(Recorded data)

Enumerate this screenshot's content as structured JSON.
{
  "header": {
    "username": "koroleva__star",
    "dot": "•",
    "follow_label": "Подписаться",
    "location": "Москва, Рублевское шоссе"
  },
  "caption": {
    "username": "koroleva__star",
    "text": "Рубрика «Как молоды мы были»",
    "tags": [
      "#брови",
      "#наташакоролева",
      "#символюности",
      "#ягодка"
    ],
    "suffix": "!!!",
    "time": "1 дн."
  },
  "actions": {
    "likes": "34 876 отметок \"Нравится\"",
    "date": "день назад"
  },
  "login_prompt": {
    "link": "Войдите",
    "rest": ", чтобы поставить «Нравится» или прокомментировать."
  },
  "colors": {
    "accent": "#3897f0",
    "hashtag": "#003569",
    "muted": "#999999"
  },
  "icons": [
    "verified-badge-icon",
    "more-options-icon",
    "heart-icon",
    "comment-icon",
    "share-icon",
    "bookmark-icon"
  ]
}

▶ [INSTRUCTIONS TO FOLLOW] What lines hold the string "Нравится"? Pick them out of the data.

▶ [RESULT FOR THIS TASK]
    "likes": "34 876 отметок \"Нравится\"",
    "rest": ", чтобы поставить «Нравится» или прокомментировать."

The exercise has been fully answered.